**Work instructions**
Only the pictures are dropped. Restate each line below word for word.

**Records provided**
· · ·
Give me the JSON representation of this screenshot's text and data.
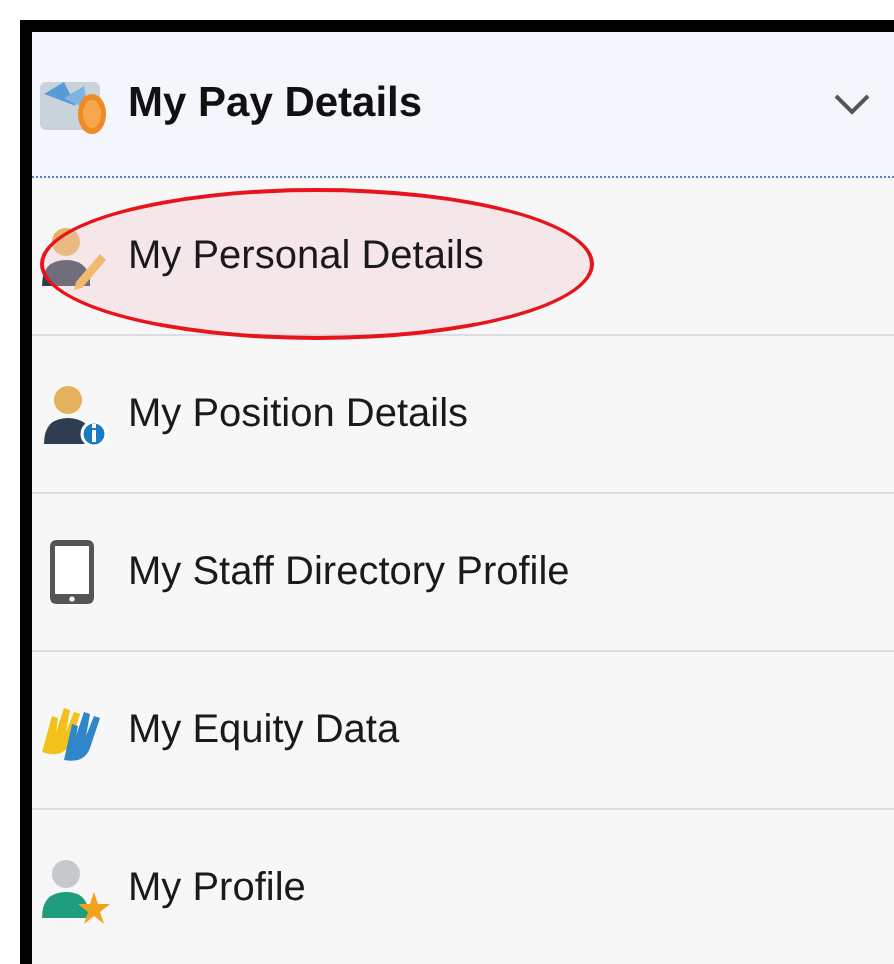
{
  "header": {
    "title": "My Pay Details",
    "expanded": true
  },
  "items": [
    {
      "label": "My Personal Details",
      "circled": true
    },
    {
      "label": "My Position Details",
      "circled": false
    },
    {
      "label": "My Staff Directory Profile",
      "circled": false
    },
    {
      "label": "My Equity Data",
      "circled": false
    },
    {
      "label": "My Profile",
      "circled": false
    }
  ]
}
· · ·
**Solved problem**
Give me the JSON representation of this screenshot's text and data.
{
  "header": {
    "title": "My Pay Details",
    "expanded": true
  },
  "items": [
    {
      "label": "My Personal Details",
      "circled": true
    },
    {
      "label": "My Position Details",
      "circled": false
    },
    {
      "label": "My Staff Directory Profile",
      "circled": false
    },
    {
      "label": "My Equity Data",
      "circled": false
    },
    {
      "label": "My Profile",
      "circled": false
    }
  ]
}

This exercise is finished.